Now, the point here is that this "ruling consciousness" does not necessarily represent majority opinion and in a perfect democracy, therefore, should not prevail on so many issues over which it holds sway.

One reason it does is because those who hold these views, by and large, have privileged access to the media. But another reason is that the media is also part of the "ruling consciousness" – there has been no alternative mass medium, though which dissent can be expressed. And, in the absence of any coherent expression of dissent, those in power are often genuinely believe their actions reflect the will of the people.

The importance of this dynamic cannot be over-emphasised. Most often our rulers are not evil people who are determined to foist an agenda on the people. They act in a different way, convincing (or deluding) themselves that their agenda just happens to be the one that the majority agrees with. And because we have lacked the voice by which we can tell them otherwise, our rulers can continue in their delusions that they are implementing our wishes.

Up to press, only direct action such as demonstrating or even rioting could get past this logjam. For the remainder of the time, we have been forced to content ourselves with the "grumbling in the ranks" or moaning, of which we have been accused.

If that is all we were doing currently, the criticisms of our lack of action would be valid. But we are not simply talking to ourselves – crying in our cups, so to speak. Those who post on our forum can hardly be unaware of the fact that we are running a blog and are putting up a large number of serious posts to a steadily growing. Has it not occurred that this itself, is action?

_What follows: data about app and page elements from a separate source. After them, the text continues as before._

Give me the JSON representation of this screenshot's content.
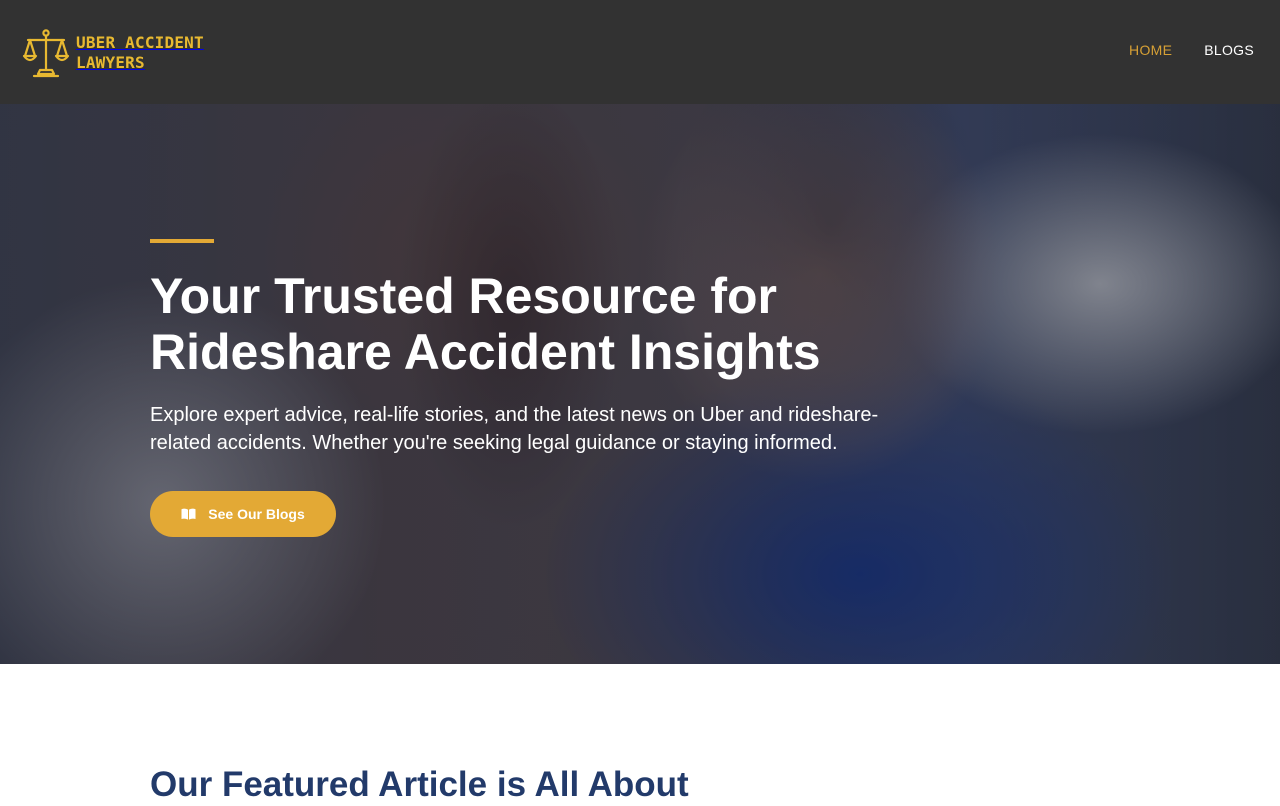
{
  "brand": {
    "line1": "UBER ACCIDENT",
    "line2": "LAWYERS",
    "color": "#e8b931",
    "logo_icon": "scales-of-justice-icon"
  },
  "nav": {
    "home": "HOME",
    "blogs": "BLOGS",
    "active_color": "#d6a035"
  },
  "hero": {
    "title": "Your Trusted Resource for Rideshare Accident Insights",
    "subtitle": "Explore expert advice, real-life stories, and the latest news on Uber and rideshare-related accidents. Whether you're seeking legal guidance or staying informed.",
    "cta_label": "See Our Blogs",
    "cta_icon": "open-book-icon",
    "accent_color": "#e3a935"
  },
  "featured": {
    "heading": "Our Featured Article is All About"
  }
}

More to the point, if you think about it, influence in a democracy (and even a quasi-democracy of the nature that we have in this country) is about numbers. The media is powerful only because it is listened to by many people. How powerful would the Daily Mail be if it had a circulation of ten, or the BBC if it had only five listeners a week?

Through the wonders of the internet, however, we have the opportunity to make our voices heard and, potentially, we can speak to the same numbers of people that are reached by the traditional media – the MSM. And through this medium we can challenge the ruling consciousness and say, "no – we do not agree with you and your views are not ours".

That, in its own right, is a political act but, equally, reading a blog which disagrees with the perceived wisdom is also a political act. When as is the case, thousands are daily reading such blogs, collectively that becomes a significant political act. If, in the fullness of time, those thousands that read dissenting blogs become hundreds of thousands and even millions, our rulers will listen – they will have to listen because they know – as indeed do we – that if we are able to articulate our dissent and it is then ignored, we will take action. And history tells us that, most likely, it will be violent.

So, to the question, "What, if anything, are you going to do?", we are going to do exactly what we are doing and have been doing for nearly two years. We are going to continue running this blog with a view to building our circulation. Those that agree with our message can rest easy in the fact that, at the hit counter ticks over, the influence of the blog will increase. And, even in our democracy, influence is power.

To conclude this piece, though, many will say that this is not fast enough – the crisis is here and now. There is no time to waste. Well, that is the weakness of democracy (but also its strength). Things tend not to happen until the bulk of people are so excised about a situation that they demand action. At the moment, we have not reached that state. But the solution, collectively, is in our own hands.